On-screen violence was also a huge no by the Hays Code standards. That’s why, when Dunaway and Beatty’s Bonnie and Clyde hit the big screen in 1967, it was a groundbreaking spectacle unlike theatergoing audiences had ever seen. The couple kills people throughout the entire movie (its marketing catchphrase was literally “they’re young, they’re in love, and they kill people”) and it famously ends by depicting the real-life brutal shootout that killed the actual Bonnie and Clyde. The final scene shows the lovers’ bodies flopping like rag dolls with every strike of a bullet, creating a shocking sequence to close out the story.

The gangster film flopped at first, but was released again in American theaters in Aug. 13, 1967, and was given a second wind. The film became wildly popular for its portrayal of the criminal couple killing to get by during the Great Depression. It landed 10 Oscar nominations, including Best Actress, Best Actor, and Best Picture, and two Oscar wins for Best Supporting Actress and Best Cinematography.

While Bonnie and Clyde and Blow-Up weren’t the main reasons the Hays Code was scrapped, the popularity of these “immoral” films indicated that audiences had evolved past the need for heavy censorship.

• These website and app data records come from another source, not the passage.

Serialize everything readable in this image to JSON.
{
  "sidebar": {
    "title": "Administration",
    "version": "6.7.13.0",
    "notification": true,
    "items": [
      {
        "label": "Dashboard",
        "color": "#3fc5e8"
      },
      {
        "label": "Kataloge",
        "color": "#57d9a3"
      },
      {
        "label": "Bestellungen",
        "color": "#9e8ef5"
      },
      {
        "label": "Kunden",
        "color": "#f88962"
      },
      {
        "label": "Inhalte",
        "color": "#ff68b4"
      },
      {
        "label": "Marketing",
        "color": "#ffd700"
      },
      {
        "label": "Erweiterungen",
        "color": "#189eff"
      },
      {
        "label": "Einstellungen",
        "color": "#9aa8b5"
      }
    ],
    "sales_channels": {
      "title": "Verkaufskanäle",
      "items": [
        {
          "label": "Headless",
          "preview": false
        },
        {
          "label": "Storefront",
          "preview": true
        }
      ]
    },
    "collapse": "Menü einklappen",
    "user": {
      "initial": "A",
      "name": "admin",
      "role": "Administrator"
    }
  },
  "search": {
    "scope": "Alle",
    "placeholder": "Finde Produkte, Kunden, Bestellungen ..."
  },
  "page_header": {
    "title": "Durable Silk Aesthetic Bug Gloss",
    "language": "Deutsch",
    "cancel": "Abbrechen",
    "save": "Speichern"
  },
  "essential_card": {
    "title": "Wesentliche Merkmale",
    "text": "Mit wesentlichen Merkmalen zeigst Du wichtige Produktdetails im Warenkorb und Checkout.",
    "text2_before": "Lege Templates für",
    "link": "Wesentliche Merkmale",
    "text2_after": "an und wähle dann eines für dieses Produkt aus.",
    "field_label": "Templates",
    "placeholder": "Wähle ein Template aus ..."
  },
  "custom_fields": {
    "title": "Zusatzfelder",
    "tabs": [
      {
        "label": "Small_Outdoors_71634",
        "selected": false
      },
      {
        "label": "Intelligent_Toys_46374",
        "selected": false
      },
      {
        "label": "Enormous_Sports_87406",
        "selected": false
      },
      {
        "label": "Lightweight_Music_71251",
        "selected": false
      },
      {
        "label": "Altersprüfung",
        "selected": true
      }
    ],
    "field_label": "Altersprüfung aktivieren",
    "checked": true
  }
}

Bonnie and Clyde gave permission for films to depict explicit violence in its stories. Filmmakers had even more free reign when the Hays Code was nixed in 1968. The Dunaway and Beatty classic took one of Hollywood’s first bold steps into allowing on-screen violence as a plot device, without which actions movies couldn’t exist.